*TASK PROMPT*
All of the data below should be copied exactly as it stands.

══ PROVIDED DATA ══

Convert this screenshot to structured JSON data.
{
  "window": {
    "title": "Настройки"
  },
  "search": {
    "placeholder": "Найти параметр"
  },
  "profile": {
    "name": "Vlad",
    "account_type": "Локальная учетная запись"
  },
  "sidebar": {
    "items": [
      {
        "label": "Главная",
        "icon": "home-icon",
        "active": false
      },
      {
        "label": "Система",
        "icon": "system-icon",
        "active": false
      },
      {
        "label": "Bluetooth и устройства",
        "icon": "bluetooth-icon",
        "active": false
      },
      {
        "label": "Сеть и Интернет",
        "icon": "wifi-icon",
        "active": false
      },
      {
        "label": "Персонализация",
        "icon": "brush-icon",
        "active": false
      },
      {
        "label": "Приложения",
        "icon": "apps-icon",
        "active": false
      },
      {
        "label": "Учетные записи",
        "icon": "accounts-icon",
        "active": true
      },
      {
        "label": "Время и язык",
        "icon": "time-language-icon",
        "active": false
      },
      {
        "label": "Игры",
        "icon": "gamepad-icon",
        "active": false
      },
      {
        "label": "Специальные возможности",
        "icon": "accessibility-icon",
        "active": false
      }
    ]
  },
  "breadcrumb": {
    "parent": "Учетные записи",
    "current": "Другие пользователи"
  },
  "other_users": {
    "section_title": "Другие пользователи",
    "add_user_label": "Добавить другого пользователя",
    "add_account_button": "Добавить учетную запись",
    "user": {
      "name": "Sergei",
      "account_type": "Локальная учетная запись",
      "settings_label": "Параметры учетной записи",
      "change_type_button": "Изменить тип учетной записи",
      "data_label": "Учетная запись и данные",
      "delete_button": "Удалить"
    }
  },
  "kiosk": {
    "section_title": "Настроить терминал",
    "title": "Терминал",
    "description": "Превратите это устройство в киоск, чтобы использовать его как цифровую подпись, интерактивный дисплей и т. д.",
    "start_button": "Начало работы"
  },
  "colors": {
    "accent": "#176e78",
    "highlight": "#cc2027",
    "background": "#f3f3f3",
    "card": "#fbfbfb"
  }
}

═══

*RESPONSE TO THIS EXERCISE*
Convert this screenshot to structured JSON data.
{
  "window": {
    "title": "Настройки"
  },
  "search": {
    "placeholder": "Найти параметр"
  },
  "profile": {
    "name": "Vlad",
    "account_type": "Локальная учетная запись"
  },
  "sidebar": {
    "items": [
      {
        "label": "Главная",
        "icon": "home-icon",
        "active": false
      },
      {
        "label": "Система",
        "icon": "system-icon",
        "active": false
      },
      {
        "label": "Bluetooth и устройства",
        "icon": "bluetooth-icon",
        "active": false
      },
      {
        "label": "Сеть и Интернет",
        "icon": "wifi-icon",
        "active": false
      },
      {
        "label": "Персонализация",
        "icon": "brush-icon",
        "active": false
      },
      {
        "label": "Приложения",
        "icon": "apps-icon",
        "active": false
      },
      {
        "label": "Учетные записи",
        "icon": "accounts-icon",
        "active": true
      },
      {
        "label": "Время и язык",
        "icon": "time-language-icon",
        "active": false
      },
      {
        "label": "Игры",
        "icon": "gamepad-icon",
        "active": false
      },
      {
        "label": "Специальные возможности",
        "icon": "accessibility-icon",
        "active": false
      }
    ]
  },
  "breadcrumb": {
    "parent": "Учетные записи",
    "current": "Другие пользователи"
  },
  "other_users": {
    "section_title": "Другие пользователи",
    "add_user_label": "Добавить другого пользователя",
    "add_account_button": "Добавить учетную запись",
    "user": {
      "name": "Sergei",
      "account_type": "Локальная учетная запись",
      "settings_label": "Параметры учетной записи",
      "change_type_button": "Изменить тип учетной записи",
      "data_label": "Учетная запись и данные",
      "delete_button": "Удалить"
    }
  },
  "kiosk": {
    "section_title": "Настроить терминал",
    "title": "Терминал",
    "description": "Превратите это устройство в киоск, чтобы использовать его как цифровую подпись, интерактивный дисплей и т. д.",
    "start_button": "Начало работы"
  },
  "colors": {
    "accent": "#176e78",
    "highlight": "#cc2027",
    "background": "#f3f3f3",
    "card": "#fbfbfb"
  }
}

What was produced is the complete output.